Review: The road to China

March 17, 2013

This review appeared in the 34th issue of the newsletter of the International Brigade Memorial Trust and is reprinted here with the IBMT’s permission.

Tom Buchanan. East Wind: China and the British Left, 1925-1976 (Oxford University Press, 2012); “Shanghai-Madrid Axis’? Comparing British Responses to the Conflicts in Spain and China, 1936-39”, Contemporary European History 21.4 (November 2012): pp 533-552.

Tom Buchanan’s capacity for detailed research is put to excellent use in his latest book, East Wind, and in a fascinating article on the existence of a Shanghao-nadrid Axis” in the period 1936-39, certain to be of particular interest to IBMT members for its numerous insights into this long-neglected subject. Both the book and the article contain references to those who went to China after having been in Spain during the civil war, including familiar names such as Nan Green and David Crook.

Buchanan gives due acknowledgement to Arthur Clegg for having documented the work done by the China Campaign Committee in solidarity with the Chinese against Japanese aggression (Aid China, 1937­-1949: A memoir of a forgotten campaign; New World Press, Beijing, 1989). In East Wind, Buchanan explores the wider subject of the intricate relationship be­tween China and the British Left, giving a much-­needed analysis of the period from the rise of modern Chinese nationalism to the death of Mao Tse-­tung. Reactions in Britain to the wars being fought in Spain and China form part of this ground­-breaking study. The failures of British foreign policy are brought into stark focus in one of the illustrations, namely the New Leader’s graphic depiction of warplanes in V formations labelled“Spain”,“China”,“Abyssinia” and“Czechoslovakia”, flying over Britain in 1940 and captioned with the Chinese ambassador’s comment,“the air is black with the wings of chickens coming home to roost”. Drawing on many such apposite quotations, and with a no­tably extensive bibliography,East Wind will appeal to anyone with an interest in the history of the Left, and will surely become a definitive reference work for students in years to come.

In the article,“‘Shanghai­-Madrid Axis’?”, Buchanan’s focus is specifically on a comparison between the campaigns in Britain to support the Spanish Republic and those to aid China in the period 1936-­39. For a brief time, these campaigns were at the forefront of attention among left­-wing activists, particularly following the bombing of civilians in both countries in 1937. The strong links between the two causes are evident.

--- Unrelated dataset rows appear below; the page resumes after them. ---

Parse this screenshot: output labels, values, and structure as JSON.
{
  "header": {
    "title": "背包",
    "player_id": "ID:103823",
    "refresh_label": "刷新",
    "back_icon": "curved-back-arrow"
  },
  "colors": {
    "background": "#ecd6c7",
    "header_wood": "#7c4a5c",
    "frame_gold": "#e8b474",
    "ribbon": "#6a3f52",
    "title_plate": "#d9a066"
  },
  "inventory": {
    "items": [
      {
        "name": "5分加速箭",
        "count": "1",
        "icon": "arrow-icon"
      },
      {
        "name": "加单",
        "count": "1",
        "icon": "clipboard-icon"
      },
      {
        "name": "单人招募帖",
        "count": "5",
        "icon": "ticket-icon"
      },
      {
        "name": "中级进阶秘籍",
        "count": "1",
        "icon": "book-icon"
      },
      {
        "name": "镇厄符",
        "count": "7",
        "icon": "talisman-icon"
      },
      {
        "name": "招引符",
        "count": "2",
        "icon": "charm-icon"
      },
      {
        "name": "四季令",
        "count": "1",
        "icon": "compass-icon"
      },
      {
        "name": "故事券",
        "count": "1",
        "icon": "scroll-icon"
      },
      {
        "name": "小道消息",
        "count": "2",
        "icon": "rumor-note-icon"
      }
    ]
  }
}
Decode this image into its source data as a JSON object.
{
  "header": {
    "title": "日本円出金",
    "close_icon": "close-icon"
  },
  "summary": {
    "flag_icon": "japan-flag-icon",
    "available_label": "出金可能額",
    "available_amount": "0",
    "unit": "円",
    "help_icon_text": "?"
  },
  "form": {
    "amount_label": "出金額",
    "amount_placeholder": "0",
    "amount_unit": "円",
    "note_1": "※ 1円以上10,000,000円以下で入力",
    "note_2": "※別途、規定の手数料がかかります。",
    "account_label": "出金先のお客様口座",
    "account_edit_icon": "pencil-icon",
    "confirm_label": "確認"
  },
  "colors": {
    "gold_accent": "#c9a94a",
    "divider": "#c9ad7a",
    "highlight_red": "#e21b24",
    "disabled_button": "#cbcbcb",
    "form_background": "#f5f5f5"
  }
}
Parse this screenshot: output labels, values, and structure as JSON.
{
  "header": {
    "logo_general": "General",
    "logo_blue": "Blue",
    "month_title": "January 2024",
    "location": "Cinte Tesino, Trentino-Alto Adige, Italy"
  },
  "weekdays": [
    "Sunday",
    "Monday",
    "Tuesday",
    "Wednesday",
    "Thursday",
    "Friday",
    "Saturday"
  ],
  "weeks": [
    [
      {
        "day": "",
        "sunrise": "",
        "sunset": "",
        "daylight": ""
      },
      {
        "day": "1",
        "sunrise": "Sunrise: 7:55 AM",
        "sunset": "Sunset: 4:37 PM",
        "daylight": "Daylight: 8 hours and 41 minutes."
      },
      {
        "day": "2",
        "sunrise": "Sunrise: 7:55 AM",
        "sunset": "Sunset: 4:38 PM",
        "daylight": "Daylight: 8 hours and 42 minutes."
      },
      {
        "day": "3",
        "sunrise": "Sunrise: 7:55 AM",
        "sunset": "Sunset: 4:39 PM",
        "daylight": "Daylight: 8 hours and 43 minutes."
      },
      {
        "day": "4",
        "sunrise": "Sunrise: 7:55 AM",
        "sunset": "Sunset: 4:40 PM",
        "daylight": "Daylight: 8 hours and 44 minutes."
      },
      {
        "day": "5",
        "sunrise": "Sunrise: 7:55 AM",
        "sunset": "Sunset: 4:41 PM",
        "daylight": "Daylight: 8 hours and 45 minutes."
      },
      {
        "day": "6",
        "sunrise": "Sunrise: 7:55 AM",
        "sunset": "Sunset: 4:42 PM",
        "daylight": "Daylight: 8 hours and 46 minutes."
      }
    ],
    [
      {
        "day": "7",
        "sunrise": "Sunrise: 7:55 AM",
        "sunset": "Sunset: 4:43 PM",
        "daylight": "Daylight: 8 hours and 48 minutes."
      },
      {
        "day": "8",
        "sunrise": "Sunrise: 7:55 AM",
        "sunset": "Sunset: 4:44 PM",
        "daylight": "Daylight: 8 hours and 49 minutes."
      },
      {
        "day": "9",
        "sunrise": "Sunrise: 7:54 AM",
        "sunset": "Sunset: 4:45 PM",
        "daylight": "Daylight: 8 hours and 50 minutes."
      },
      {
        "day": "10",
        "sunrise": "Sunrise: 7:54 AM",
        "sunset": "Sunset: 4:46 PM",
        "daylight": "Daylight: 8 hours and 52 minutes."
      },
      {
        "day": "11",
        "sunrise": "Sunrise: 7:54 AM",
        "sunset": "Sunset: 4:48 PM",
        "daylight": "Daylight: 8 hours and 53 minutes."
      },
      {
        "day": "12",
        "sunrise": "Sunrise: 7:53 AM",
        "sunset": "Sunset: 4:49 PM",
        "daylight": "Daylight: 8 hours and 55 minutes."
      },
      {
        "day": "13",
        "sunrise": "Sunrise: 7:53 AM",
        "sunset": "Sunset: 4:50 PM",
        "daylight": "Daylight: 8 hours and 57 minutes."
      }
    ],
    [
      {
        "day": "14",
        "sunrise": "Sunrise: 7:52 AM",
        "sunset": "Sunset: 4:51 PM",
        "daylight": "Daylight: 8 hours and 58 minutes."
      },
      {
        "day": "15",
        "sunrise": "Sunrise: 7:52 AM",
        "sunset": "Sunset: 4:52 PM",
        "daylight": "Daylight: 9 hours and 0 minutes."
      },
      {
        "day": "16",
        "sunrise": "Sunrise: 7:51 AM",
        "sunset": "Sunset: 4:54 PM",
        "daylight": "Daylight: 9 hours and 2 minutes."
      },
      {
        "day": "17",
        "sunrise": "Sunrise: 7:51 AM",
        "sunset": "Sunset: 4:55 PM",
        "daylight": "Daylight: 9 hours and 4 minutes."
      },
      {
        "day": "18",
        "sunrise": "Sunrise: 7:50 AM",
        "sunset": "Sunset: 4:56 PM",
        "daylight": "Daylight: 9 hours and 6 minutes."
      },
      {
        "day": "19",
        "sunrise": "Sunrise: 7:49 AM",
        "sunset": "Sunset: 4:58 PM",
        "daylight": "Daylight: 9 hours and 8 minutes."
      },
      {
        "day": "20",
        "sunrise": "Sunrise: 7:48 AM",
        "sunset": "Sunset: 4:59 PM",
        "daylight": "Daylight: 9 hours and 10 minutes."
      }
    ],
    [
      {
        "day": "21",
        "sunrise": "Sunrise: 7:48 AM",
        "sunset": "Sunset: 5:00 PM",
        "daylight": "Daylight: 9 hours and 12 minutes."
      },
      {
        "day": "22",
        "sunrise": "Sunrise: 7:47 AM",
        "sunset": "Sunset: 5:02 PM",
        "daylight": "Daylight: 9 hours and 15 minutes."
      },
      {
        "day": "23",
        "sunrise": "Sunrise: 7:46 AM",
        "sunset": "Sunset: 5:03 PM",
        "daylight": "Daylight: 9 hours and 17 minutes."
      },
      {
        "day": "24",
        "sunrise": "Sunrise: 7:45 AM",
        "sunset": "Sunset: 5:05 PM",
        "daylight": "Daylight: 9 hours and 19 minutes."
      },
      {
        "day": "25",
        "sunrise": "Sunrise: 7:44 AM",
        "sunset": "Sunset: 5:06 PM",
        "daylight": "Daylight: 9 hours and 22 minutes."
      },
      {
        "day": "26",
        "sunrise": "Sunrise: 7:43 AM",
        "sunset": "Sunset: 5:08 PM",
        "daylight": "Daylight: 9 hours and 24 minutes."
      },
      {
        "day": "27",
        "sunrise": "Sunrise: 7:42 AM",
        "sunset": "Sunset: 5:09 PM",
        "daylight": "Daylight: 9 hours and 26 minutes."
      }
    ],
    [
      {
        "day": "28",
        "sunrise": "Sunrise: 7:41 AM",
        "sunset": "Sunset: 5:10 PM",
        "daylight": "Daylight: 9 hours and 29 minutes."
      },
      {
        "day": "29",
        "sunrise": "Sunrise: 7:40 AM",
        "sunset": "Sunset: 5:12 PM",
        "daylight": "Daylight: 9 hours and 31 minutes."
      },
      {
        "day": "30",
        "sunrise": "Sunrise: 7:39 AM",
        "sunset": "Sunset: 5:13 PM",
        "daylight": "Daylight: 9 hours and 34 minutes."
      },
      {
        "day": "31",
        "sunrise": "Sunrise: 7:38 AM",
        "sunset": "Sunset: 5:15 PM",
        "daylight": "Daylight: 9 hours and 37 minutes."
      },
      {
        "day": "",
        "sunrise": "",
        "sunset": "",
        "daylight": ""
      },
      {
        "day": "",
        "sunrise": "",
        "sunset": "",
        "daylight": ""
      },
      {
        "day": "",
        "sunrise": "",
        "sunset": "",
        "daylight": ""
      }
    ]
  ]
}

Some former Brigaders, like Patience Darton, went on to work in China, though in her case not until the 1950s. In 1939, still raw from the defeat Spanish Republic, she had tried to go there with a group of doctors she had met in Spain, but had been unsuccessful. In this period before the outbreak of World War Two, she and others who had worked together in the Brigades believed that China offered a new front in the fight against fascism and the chance to build a better world. Buchanan’s article sets out the context for such a transference of hope.

Though the conflicts were frequently presented in similar terms as“fascist assaults”and “people’s wars”, Buchanan examines why China never became“China”, a“great cause”like that of“Spain”, instantly recognisable from one emotionally charged word. His skillful in­-depth analysis of the cultural context and the involvement of key writers and intellectuals of the times give a new and welcome perspective on the interconnections between the two campaigns.

Angela Jackson’s latest book is “For Us It Was Heaven”: The Passion, Grief and Fortitude of Patience Darton (Sussex Academic Press, 2012), a biography of the International Brigade Nurse who lived in China from 1954 till 1958.